    Make sure the workers listed for worker.loadbalancer.balance_workers correspond to names specified for jvmRoute in the file <TomcatPath>/conf/server.xml because Apache server will dispatch the requests based on the file

    # Define mdm_node1
    # Define mdm_node2
    # Declare the load balancer itself and all the worker nodes


    You can find the AJP port of each MDM server node in the file <TomcatPath>/conf/server.xml. One example is shown below:

    <!-- Define an AJP 1.3 Connector on port 8109 -->
    <Connector port="8109" protocol="AJP/1.3" redirectPort="8543" />
  3. Restart the Apache server for the configuration to be taken into account.

Full-text index replication

MDM comes with a built-in full-text index replication based on JMS topics.

Each MDM server instance maintains its own full-text indexes. To maintain consistent indexes within the cluster, each change made on one node must be broadcasted to the other nodes so that each node applies modifications to its own indexes. This is called full-text index replication.

Suppose there are several MDM server nodes in a cluster. If a change affecting a full-text index needs to be performed on one node, the node will perform this change locally and then send a JMS message on a topic. When receiving the message, all the other nodes will perform the same change locally to ensure index consistency.

This feature is enabled as soon as an MDM data source has full-text capability enabled and system.cluster=true is added under the System Settings section in the file <$INSTALLDIR>/conf/mdm.conf.

When running with an Apache ActiveMQ as the JMS broker, the JMS topic used for full-text index replication is org.talend.mdm.server.index.replication.

Troubleshooting for full-text index replication

To ensure full-text index replication is enabled, verify that the following log message is output to mdm.log during the MDM server node startup:

INFO [JmsIndexReplicationManagerFactory] JmsIndexReplicationManagerFactory initialized

To debug the sending and receiving of JMS messages, edit the file <TomcatPath>/webapps/talendmdm/WEB-INF/conf/log4j.xml and add the following information:

<category name="">
   <priority value="DEBUG"/>

Additionally, make sure that the value of the "Threshold" parameter is at least DEBUG in the appenders.
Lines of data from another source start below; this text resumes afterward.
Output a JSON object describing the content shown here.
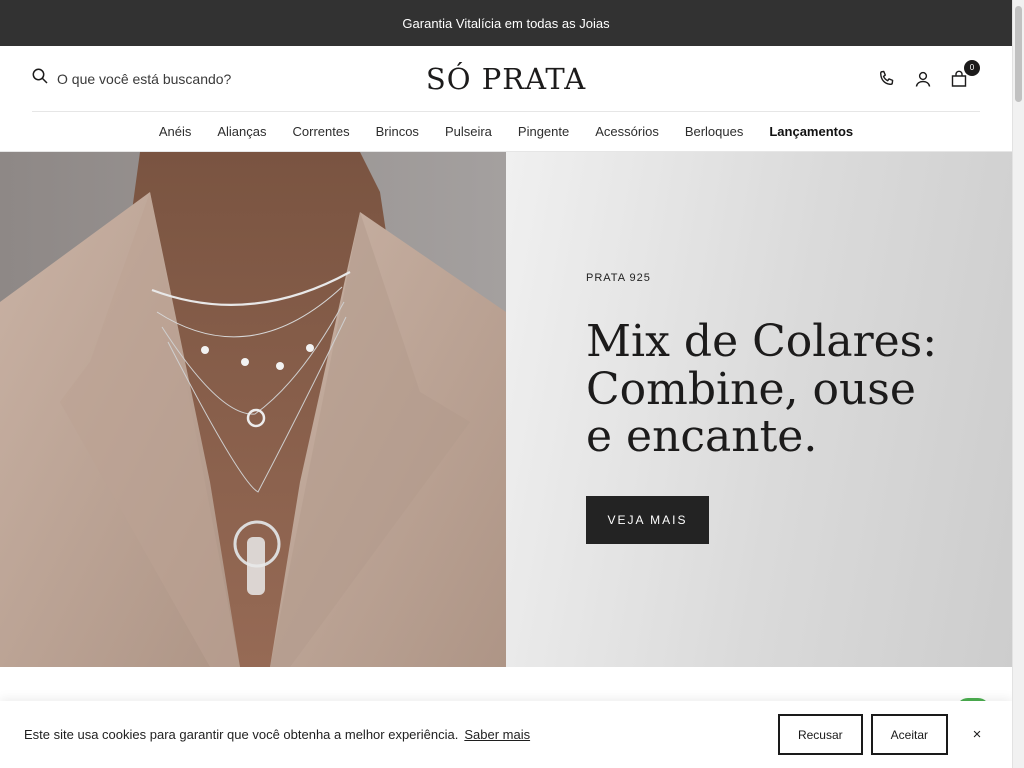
{
  "announcement": {
    "text": "Garantia Vitalícia em todas as Joias"
  },
  "header": {
    "search_placeholder": "O que você está buscando?",
    "logo": "SÓ PRATA",
    "cart_count": "0"
  },
  "nav": {
    "items": [
      {
        "label": "Anéis"
      },
      {
        "label": "Alianças"
      },
      {
        "label": "Correntes"
      },
      {
        "label": "Brincos"
      },
      {
        "label": "Pulseira"
      },
      {
        "label": "Pingente"
      },
      {
        "label": "Acessórios"
      },
      {
        "label": "Berloques"
      },
      {
        "label": "Lançamentos"
      }
    ]
  },
  "hero": {
    "eyebrow": "PRATA 925",
    "headline": "Mix de Colares: Combine, ouse e encante.",
    "cta": "VEJA MAIS"
  },
  "cookie": {
    "text": "Este site usa cookies para garantir que você obtenha a melhor experiência.",
    "link": "Saber mais",
    "decline": "Recusar",
    "accept": "Aceitar",
    "close": "×"
  },
  "colors": {
    "announcement_bg": "#323232",
    "cta_bg": "#232323",
    "text": "#1c1b1b"
  },
  "icons": [
    "search-icon",
    "phone-icon",
    "account-icon",
    "cart-icon",
    "close-icon",
    "whatsapp-icon"
  ]
}
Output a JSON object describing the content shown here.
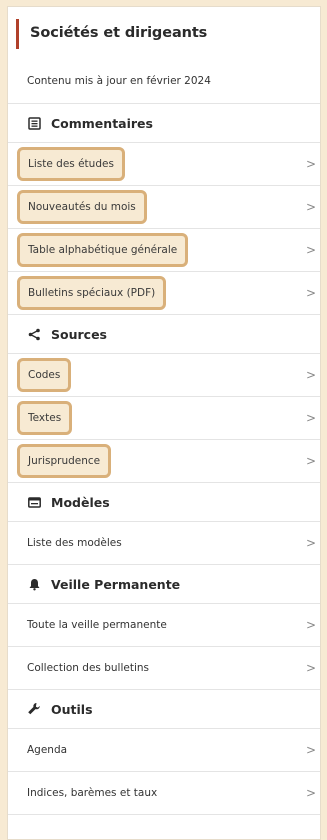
{
  "title": "Sociétés et dirigeants",
  "updated": "Contenu mis à jour en février 2024",
  "sections": {
    "commentaires": {
      "label": "Commentaires",
      "items": [
        "Liste des études",
        "Nouveautés du mois",
        "Table alphabétique générale",
        "Bulletins spéciaux (PDF)"
      ]
    },
    "sources": {
      "label": "Sources",
      "items": [
        "Codes",
        "Textes",
        "Jurisprudence"
      ]
    },
    "modeles": {
      "label": "Modèles",
      "items": [
        "Liste des modèles"
      ]
    },
    "veille": {
      "label": "Veille Permanente",
      "items": [
        "Toute la veille permanente",
        "Collection des bulletins"
      ]
    },
    "outils": {
      "label": "Outils",
      "items": [
        "Agenda",
        "Indices, barèmes et taux"
      ]
    }
  },
  "chevron": ">"
}
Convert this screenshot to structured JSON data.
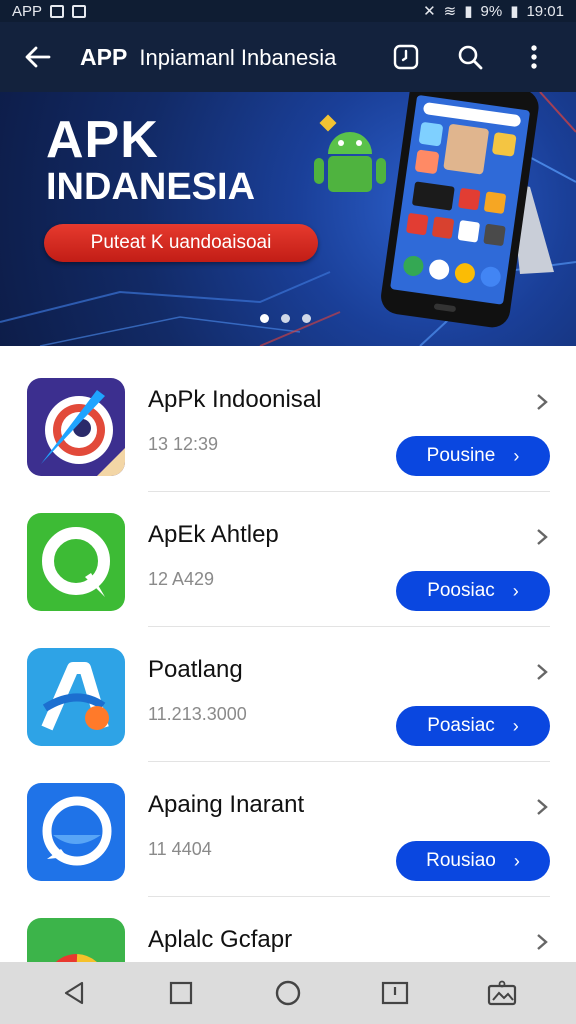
{
  "status_bar": {
    "app": "APP",
    "battery": "9%",
    "time": "19:01"
  },
  "app_bar": {
    "title_bold": "APP",
    "title_rest": "Inpiamanl Inbanesia"
  },
  "banner": {
    "heading_1": "APK",
    "heading_2": "INDANESIA",
    "cta_label": "Puteat K uandoaisoai",
    "page_count": 3,
    "active_page": 0
  },
  "apps": [
    {
      "name": "ApPk Indoonisal",
      "meta": "13 12:39",
      "button": "Pousine"
    },
    {
      "name": "ApEk Ahtlep",
      "meta": "12 A429",
      "button": "Poosiac"
    },
    {
      "name": "Poatlang",
      "meta": "11.213.3000",
      "button": "Poasiac"
    },
    {
      "name": "Apaing Inarant",
      "meta": "11 4404",
      "button": "Rousiao"
    },
    {
      "name": "Aplalc Gcfapr",
      "meta": "",
      "button": ""
    }
  ],
  "colors": {
    "app_bar": "#13223d",
    "banner": "#1a3f98",
    "accent_button": "#0a47e0",
    "cta_red": "#d4251c"
  },
  "icons": [
    "back-arrow-icon",
    "clock-icon",
    "search-icon",
    "more-vertical-icon",
    "chevron-right-icon",
    "nav-back-icon",
    "nav-recents-icon",
    "nav-home-icon",
    "nav-screenshot-icon",
    "nav-gallery-icon"
  ]
}
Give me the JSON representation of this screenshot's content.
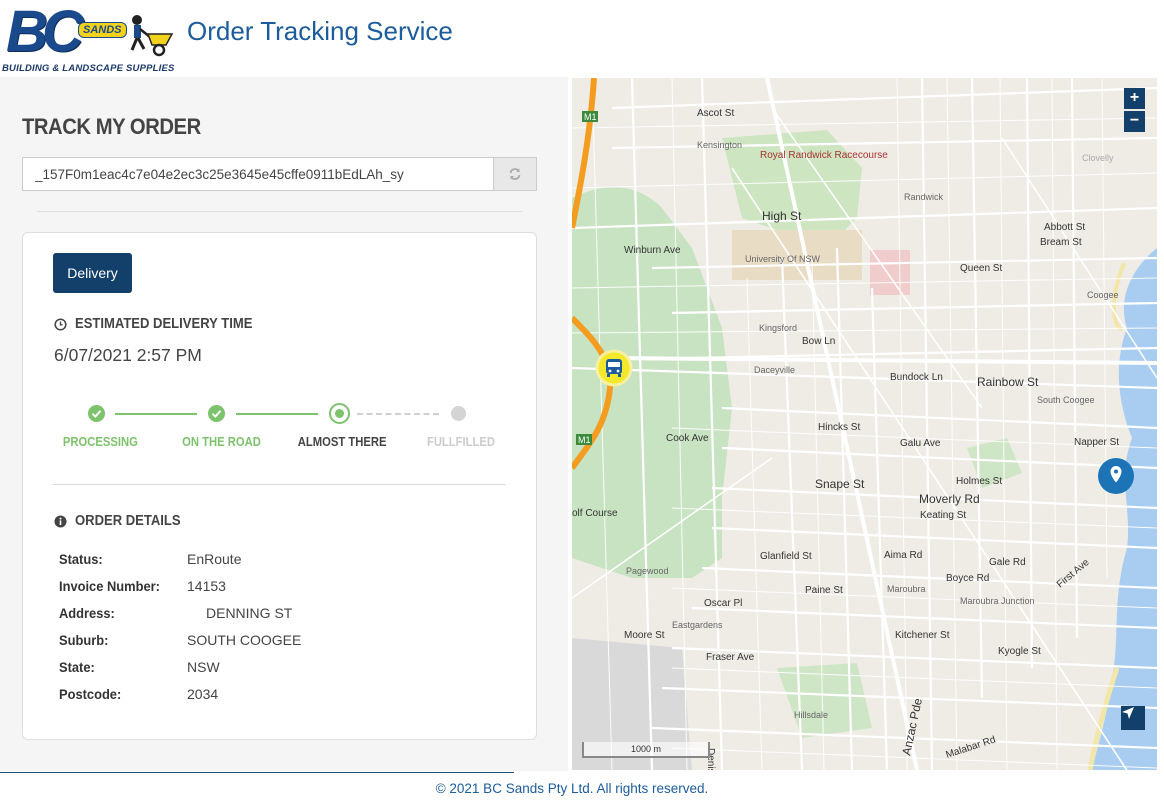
{
  "header": {
    "logo_text": "BC",
    "logo_badge": "SANDS",
    "logo_tagline": "BUILDING & LANDSCAPE SUPPLIES",
    "title": "Order Tracking Service"
  },
  "track": {
    "title": "TRACK MY ORDER",
    "order_id": "_157F0m1eac4c7e04e2ec3c25e3645e45cffe0911bEdLAh_sy",
    "refresh_icon": "refresh-icon"
  },
  "delivery": {
    "button_label": "Delivery",
    "eta_heading": "ESTIMATED DELIVERY TIME",
    "eta_icon": "clock-icon",
    "eta_value": "6/07/2021 2:57 PM",
    "steps": [
      {
        "label": "PROCESSING",
        "state": "done"
      },
      {
        "label": "ON THE ROAD",
        "state": "done"
      },
      {
        "label": "ALMOST THERE",
        "state": "current"
      },
      {
        "label": "FULLFILLED",
        "state": "pending"
      }
    ],
    "colors": {
      "done": "#7dc26c",
      "current_text": "#444444",
      "pending": "#cccccc"
    }
  },
  "order_details": {
    "heading": "ORDER DETAILS",
    "icon": "info-icon",
    "rows": [
      {
        "label": "Status:",
        "value": "EnRoute"
      },
      {
        "label": "Invoice Number:",
        "value": "14153"
      },
      {
        "label": "Address:",
        "value": "DENNING ST"
      },
      {
        "label": "Suburb:",
        "value": "SOUTH COOGEE"
      },
      {
        "label": "State:",
        "value": "NSW"
      },
      {
        "label": "Postcode:",
        "value": "2034"
      }
    ]
  },
  "map": {
    "zoom_in": "+",
    "zoom_out": "−",
    "scale_label": "1000 m",
    "labels": {
      "racecourse": "Royal Randwick Racecourse",
      "high_st": "High St",
      "winburn": "Winburn Ave",
      "rainbow": "Rainbow St",
      "bundock": "Bundock Ln",
      "snape": "Snape St",
      "moverly": "Moverly Rd",
      "cook": "Cook Ave",
      "randwick": "Randwick",
      "kingsford": "Kingsford",
      "daceyville": "Daceyville",
      "maroubra": "Maroubra",
      "maroubra_junction": "Maroubra Junction",
      "south_coogee": "South Coogee",
      "coogee": "Coogee",
      "clovelly": "Clovelly",
      "kensington": "Kensington",
      "pagewood": "Pagewood",
      "eastgardens": "Eastgardens",
      "hillsdale": "Hillsdale",
      "unsw": "University Of NSW",
      "anzac": "Anzac Pde",
      "queen": "Queen St",
      "bream": "Bream St",
      "abbott": "Abbott St",
      "napper": "Napper St",
      "galu": "Galu Ave",
      "aima": "Aima Rd",
      "boyce": "Boyce Rd",
      "gale": "Gale Rd",
      "fraser": "Fraser Ave",
      "kitchener": "Kitchener St",
      "malabar": "Malabar Rd",
      "golf": "olf Course",
      "m1": "M1",
      "ascot": "Ascot St",
      "denison": "Denison St",
      "bow": "Bow Ln",
      "hinks": "Hincks St",
      "glanfield": "Glanfield St",
      "paine": "Paine St",
      "oscar": "Oscar Pl",
      "moore": "Moore St",
      "first_ave": "First Ave",
      "kyogle": "Kyogle St",
      "holmes": "Holmes St",
      "keating": "Keating St"
    }
  },
  "footer": "© 2021 BC Sands Pty Ltd. All rights reserved."
}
Each time a replication message is received by a node, this log message is output to mdm.log:

DEBUG [JmsMessageListenerAdaptor] Received a message: [...]

This message may vary with our ActiveMQ version or system settings.

Each time a replication message is sent by a node, this log message is output to mdm.log:

DEBUG [JmsTopicLuceneWorkBroadcaster] JMS Message sent for index ...

This message may vary with our ActiveMQ version or system settings.

Handling failover

In a cluster of MDM Servers, each instance of MDM Server - that is to say, each node - is independent. As such, whenever a session is initiated on a particular node, it remains on that node. In other words, for that session, any HTTP requests coming from the same user are always sent to the same node.

The following table describes what happens when an individual node fails.

SourceOn failoverLimitations

Talend MDM Web User Interface

Users currently connected on live nodes see no difference.

New users can connect normally.

Users currently connected on the failed node are disconnected from their session and redirected to the login page, as happens when a session expires.

Running Jobs

Jobs connected on live nodes finish normally.

Jobs connected on the failed node will also fail, if they use the tMDMConnection component. However, Talend Administration Center can rerun the Jobs immediately and route them to another node.

For Jobs which do not use the tMDMConnection component, only one record is rejected.


The Event Manager queues ensure that all asynchronous Triggers eventually run.

Synchronous Triggers running on the failed node also fail.

beforeSaving/beforeDeleting Processes

All Processes on live nodes run normally.

Processes on the failed node also fail, causing the create, update or delete action to be rejected.